Microservices allow you to build multiple smaller components, capable of running all on one or multiple dedicated machines instead of running the entire application on one single server that cannot be scaled easily. An example of the same application as above, however build upon a microservice architecture, is shown in the below diagram:
- Application is broken down in multiple (micro)services, each having their own code base / programming language
- Components are loosely coupled and communicate based upon API’s and HTTP calls with each other
- Easy to scale up and down, both vertical as well as horizontal. Each service can run on one, or multiple machines
- Highly resilient towards component failure due to the distributed system principles and the use of multiple small machines.
- Ease of changing components and integrate with new functions.
- Provides an easy way of function re-use outside of the original application realm.
- Parallel development process, takes in general less time to develop.
Implementing this model provides both advantages in scaling as well as in ensuring your application is resilient against component failure. In the below diagram you can see that some components are scaled to a four node implementation and have presence in two datacenters. This provides both benefits on load balancing as well as improved resilience
A node, when used in a microservice architecture will be a machine or virtual machine running one or more microservices. In general this is Linux machine running an application capable of providing an API. One way of building node’s and micorservices is making use of Flask, Flask is a micro web application framework written in Python and based on the Werkzeug toolkit and Jinja2 template engine. It is BSD licensed.
Flask is called a micro framework because it does not presume or force a developer to use a particular tool or library. It has no database abstraction layer, form validation, or any other components where pre-existing third-party libraries provide common functions. However, Flask supports extensions that can add application features as if they were implemented in Flask itself. Extensions exist for object-relational mappers, form validation, upload handling, various open authentication technologies and several common framework related tools. Flask is ideally suited to build microservices on.
In the below diagram we show a node build based upon Flask in combination with NGINX, NGINX is a free, open-source, high-performance HTTP server and reverse proxy and running both Flask as well as NGINX on an Oracle Linux operating system. In this example we have selected specifically Oracle Linux as microservice nodes are commonly used in deployments that demand high availability, extreme performance and extreme scaling. Oracle Linux can provide this in combination with Flask and NGINX.
As one of the advantages of microservices is that it can scale easily it is commonly a good practice to ensure that your nodes are based upon a virtualization strategy. As we use Oracle Linux in our example it also makes sense to use Oracle VM as a virtualization layer. When needed a new node with the associated microservice can be created and can be added to the loadbalancing.

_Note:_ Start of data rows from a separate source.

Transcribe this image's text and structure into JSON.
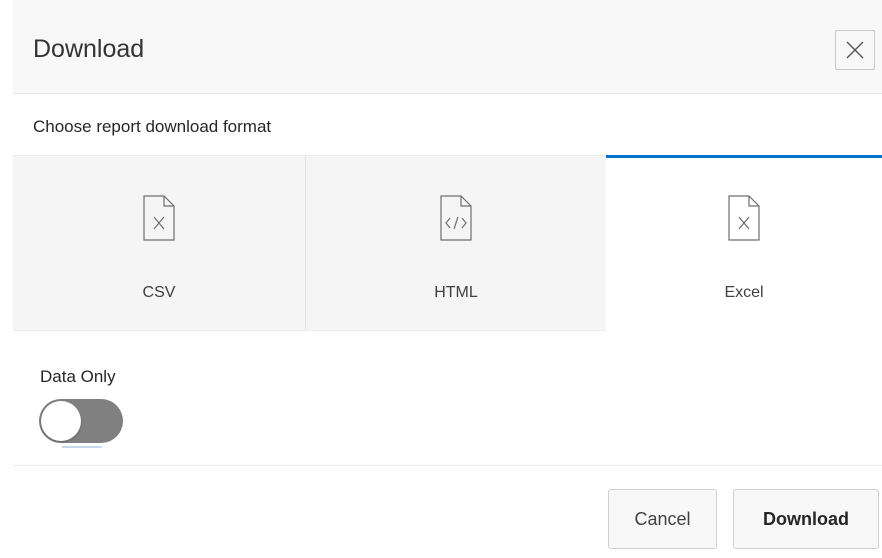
{
  "dialog": {
    "title": "Download",
    "close_icon": "close-icon",
    "subtitle": "Choose report download format"
  },
  "formats": [
    {
      "label": "CSV",
      "icon": "file-x-icon",
      "selected": false
    },
    {
      "label": "HTML",
      "icon": "file-code-icon",
      "selected": false
    },
    {
      "label": "Excel",
      "icon": "file-x-icon",
      "selected": true
    }
  ],
  "options": {
    "data_only_label": "Data Only",
    "data_only_enabled": false
  },
  "footer": {
    "cancel_label": "Cancel",
    "download_label": "Download"
  },
  "colors": {
    "accent": "#0572ce",
    "tile_bg": "#f5f5f5",
    "toggle_off": "#808080"
  }
}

When monitoring your entire footprint with Oracle Enterprise Manager you can create a solution in which Oracle VM automatically creates new nodes for you when performance drops due to an increase in the number of requests. Oracle Enterprise Manager will then be able to scale down again as soon the number of requests goes down. By implementing such a self scaling and self healing solution you are assured of a always performing and always available solution to your users. This will require good thought on what kind of hardware to use; in this case it would be a good solution to use for example the Oracle Private Cloud Appliance. The Oracle Private Cloud Appliance is an engineered system, developed by Oracle, specifically to run elastic and changing landscapes based upon Oracle Linux and Oracle VM.